Source33rd Canadian Symposium on Remote Sensing, abstracts; par Canadian Symposium on Remote Sensing; 2012 p. 57
Année2012
Séries alt.Secteur des sciences de la Terre, Contribution externe 20120002
Réunion33rd Canadian Symposium on Remote Sensing; Ottawa; CA; juin 11-14, 2012
Documentlivre
Lang.anglais
Mediaen ligne; numérique
Formatspdf
ProvinceNunavut
Sujetsdépôts glaciaires; elements glaciaires; techniques de cartographie; télédétection; imagerie par satellite; géophysique; géologie des dépôts meubles/géomorphologie; Cénozoïque; Quaternaire
ProgrammeGisements polymétalliques - Presqu'île Melville (Nunavut), GEM : La géocartographie de l'énergie et des minéraux
LiensAbstracts (PDF, 1.22 MB)
LiensOnline - En ligne
Résumé(disponible en anglais seulement)
New techniques are emerging to support the surficial geological mapping of vast northern regions at scales appropriate for mineral exploration and related land use management. Remote Predictive Mapping (RPM) techniques help streamline the process in the initial mapping stages by generating first-order maps from analysis and classification of satellite imagery and limited field observations. These techniques are applied to map the nature and distribution of surficial sediments west of Repulse Bay, Nunavut, located within an active mineral exploration area of the Western Churchill Geological Province. .

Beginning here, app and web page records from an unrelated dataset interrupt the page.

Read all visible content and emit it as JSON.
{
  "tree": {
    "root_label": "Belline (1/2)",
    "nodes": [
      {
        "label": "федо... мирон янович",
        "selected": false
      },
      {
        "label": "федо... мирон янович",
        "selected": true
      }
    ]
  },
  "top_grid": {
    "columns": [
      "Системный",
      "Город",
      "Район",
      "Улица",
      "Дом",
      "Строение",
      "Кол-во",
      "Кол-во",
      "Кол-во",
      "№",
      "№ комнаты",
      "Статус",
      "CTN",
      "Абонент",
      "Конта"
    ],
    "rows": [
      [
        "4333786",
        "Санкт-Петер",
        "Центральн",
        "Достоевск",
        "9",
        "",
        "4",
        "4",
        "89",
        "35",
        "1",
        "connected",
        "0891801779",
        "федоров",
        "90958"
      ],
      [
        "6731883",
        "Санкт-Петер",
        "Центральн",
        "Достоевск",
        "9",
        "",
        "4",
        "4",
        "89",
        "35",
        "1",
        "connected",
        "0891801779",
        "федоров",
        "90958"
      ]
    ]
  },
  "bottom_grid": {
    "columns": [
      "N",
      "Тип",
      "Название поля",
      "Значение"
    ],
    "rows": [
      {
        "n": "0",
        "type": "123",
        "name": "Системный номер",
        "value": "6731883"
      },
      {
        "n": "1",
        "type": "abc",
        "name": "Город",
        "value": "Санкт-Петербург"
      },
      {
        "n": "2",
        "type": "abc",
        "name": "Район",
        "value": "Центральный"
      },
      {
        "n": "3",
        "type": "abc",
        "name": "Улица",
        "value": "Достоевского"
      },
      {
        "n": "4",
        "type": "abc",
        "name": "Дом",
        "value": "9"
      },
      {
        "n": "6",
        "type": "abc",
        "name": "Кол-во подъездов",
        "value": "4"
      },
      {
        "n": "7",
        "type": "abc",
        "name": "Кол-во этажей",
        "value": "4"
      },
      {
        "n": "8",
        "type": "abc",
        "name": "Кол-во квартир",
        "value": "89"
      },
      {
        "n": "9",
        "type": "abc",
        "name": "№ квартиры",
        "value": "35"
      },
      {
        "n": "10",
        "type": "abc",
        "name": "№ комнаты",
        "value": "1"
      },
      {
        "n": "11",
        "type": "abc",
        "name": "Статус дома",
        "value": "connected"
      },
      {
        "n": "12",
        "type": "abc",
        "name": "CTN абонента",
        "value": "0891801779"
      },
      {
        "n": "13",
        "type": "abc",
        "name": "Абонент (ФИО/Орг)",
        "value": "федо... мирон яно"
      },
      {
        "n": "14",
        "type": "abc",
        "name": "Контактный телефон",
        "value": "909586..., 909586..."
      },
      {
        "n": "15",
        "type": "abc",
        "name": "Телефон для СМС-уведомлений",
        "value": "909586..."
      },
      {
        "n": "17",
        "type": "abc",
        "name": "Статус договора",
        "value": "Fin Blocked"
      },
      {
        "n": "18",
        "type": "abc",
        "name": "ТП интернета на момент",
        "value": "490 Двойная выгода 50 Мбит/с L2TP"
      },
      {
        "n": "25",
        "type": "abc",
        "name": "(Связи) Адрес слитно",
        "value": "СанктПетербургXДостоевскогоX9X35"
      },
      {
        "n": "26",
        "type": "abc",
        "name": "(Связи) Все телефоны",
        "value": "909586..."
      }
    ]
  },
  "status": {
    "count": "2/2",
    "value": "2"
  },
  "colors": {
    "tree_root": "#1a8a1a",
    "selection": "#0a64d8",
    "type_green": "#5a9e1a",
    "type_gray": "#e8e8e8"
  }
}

A multi-data approach using LANDSAT 7 TM and SPOT 4/5 imagery and field-based data is employed to determine the optimal combination of data to refine classification of surficial materials and maps with quantitative measures of accuracy. The imagery and data interpretation explore advantages of using different spatial and spectral resolutions.
Two methods are used to determine the optimal class combination and produce the most accurately classified maps. The first combines remote sensing with traditional surficial mapping to determine where confusion occurs. The second is based on statistics which calculate separability of classes prior to classification/predictive mapping as well as confusion between and within mapped surficial material types after the classification. Both methods are used and compared to discover optimal class combinations - the first method qualitatively, and the second quantitatively. Preliminary statistical results illustrate that exposed marine sediments, carbonate-rich tills, organics and boulder terrains are most accurately classified; while confusion occurs between remaining tills, sand and gravel and bedrock. Grouping of non-carbonate till sub-classes into a single till class has generated maps that are more geologically consistent.
GEOSCAN ID290979